Avenatti noted in his tweets over the weekend that Cohen was seen meeting with Michael Flynn and incoming Energy Secretary Rick Perry within two hours of apparently entering the elevator with Al-Rumaihi.

The pictures that Avenatti tweeted came from a Trump Tower live feed from that day.  There is video.

Okay, so here we have Al-Rumaihi entering a Trump Tower elevator with Michael Cohen:

Here is footage of Rumaihi leaving Trump Tower less than 90 minutes after entering with Cohen.

Here is footage from multiple feeds of Flynn coming down 12 minutes after Al-Rumaihi’s exit, loitering in the lobby for a bit, and waiting to meet with Cohen and Perry a few minutes later:

So why was Al-Rumaihi in Trump Tower that day?  Well, he offered a brief explanation through a spokesman to CNN: “Al-Rumaihi was at Trump Tower on December 12, 2016. He was there in his then role as head of Qatar Investments, an internal division of QIA, to accompany the Qatari delegation that was meeting with Trump transition officials on that date. He did not participate in any meetings with Michael Flynn, and his involvement in the meetings on that date was limited.” Another source told CNN that during one meeting “Cohen briefly popped in.”

The Trump Tower meetings are by their very nature interesting. Qatar was very eager to build relationships with the new administration during the transition, an effort that was apparently unsuccessful given Trump’s embrace of Saudi Arabia and support of the blockade.

So Qatar briefly considered another course of action: Informing special counsel Robert Mueller about efforts by the UAE to influence the administration against Qatar. In March NBC reported on that possibility, explaining that the Qataris felt that meetings between the UAE and administration figures were worthy of Mueller’s attention.

Our final characters in this tale now make their appearances. Elliott Broidy is a Republican Party donor who had been introduced to UAE Crown Prince Mohammed bin Zayed al-Nahyan by a man named George Nader, who himself had met several times at the White House with Bannon and Trump adviser (and son-in-law) Jared Kushner.

Broidy owns a private security firm that has contracts with the UAE, according to the New York Times. He wrote a memo to the president arguing that the U.S. should back the UAE’s positions in the Gulf, only to find that the memo and some of his emails were hacked and leaked to the media. Broidy blamed the Qatari government, and filed suit against it.
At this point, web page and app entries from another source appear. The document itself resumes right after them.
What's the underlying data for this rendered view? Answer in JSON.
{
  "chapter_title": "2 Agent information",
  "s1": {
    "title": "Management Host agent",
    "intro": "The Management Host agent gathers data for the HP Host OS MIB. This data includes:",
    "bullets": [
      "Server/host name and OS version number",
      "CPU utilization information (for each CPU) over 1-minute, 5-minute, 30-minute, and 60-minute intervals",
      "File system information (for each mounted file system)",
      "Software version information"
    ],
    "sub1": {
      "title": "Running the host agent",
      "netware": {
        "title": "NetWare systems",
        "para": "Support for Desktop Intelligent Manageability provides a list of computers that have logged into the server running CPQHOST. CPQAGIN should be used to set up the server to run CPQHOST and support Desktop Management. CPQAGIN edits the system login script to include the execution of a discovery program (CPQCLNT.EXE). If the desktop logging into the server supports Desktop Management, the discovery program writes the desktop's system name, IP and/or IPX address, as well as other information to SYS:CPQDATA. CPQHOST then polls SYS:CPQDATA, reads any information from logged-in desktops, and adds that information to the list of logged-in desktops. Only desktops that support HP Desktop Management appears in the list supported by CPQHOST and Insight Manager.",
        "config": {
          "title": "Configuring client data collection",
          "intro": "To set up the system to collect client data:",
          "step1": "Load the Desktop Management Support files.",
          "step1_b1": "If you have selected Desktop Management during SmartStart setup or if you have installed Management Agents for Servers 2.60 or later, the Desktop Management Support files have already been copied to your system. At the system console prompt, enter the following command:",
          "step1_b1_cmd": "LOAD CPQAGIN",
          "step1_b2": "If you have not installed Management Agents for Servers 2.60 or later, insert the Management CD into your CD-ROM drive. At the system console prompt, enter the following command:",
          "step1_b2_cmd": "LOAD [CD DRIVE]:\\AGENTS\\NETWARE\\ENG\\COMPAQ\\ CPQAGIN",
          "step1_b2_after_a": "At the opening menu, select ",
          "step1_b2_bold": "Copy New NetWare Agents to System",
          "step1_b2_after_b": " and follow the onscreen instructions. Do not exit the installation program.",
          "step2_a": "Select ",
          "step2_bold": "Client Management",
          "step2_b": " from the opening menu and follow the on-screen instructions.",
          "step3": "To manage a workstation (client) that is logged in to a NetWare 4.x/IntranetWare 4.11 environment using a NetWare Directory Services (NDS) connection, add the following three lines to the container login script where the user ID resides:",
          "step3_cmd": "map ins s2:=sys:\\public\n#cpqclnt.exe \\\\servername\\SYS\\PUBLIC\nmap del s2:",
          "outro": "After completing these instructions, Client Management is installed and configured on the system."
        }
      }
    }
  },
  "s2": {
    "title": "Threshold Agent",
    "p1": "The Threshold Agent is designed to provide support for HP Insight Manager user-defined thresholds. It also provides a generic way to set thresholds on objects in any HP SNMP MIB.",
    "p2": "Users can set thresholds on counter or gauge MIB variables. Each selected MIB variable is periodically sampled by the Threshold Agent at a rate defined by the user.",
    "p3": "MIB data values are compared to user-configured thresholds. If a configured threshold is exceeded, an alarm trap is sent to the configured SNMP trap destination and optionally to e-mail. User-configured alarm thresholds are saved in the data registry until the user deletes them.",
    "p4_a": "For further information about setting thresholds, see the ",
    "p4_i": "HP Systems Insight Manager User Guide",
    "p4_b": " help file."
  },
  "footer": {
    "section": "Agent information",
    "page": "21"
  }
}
Broidy’s name has been in the news for another reason recently: He was also a client of Michael Cohen’s, with Cohen assisting him in finalizing a payment to a Playboy playmate whom Broidy had impregnated.

That is where the story stands. From Ice Cube’s basketball league to a security contractor accusing a foreign government of hacking him even as he fends off questions about his affair with a playmate. The thread that ties it all together is the apparent interest of the Qatari government to build what relationships it could with the Trump administration and those close to it.

That effort doesn’t seem to have been entirely successful.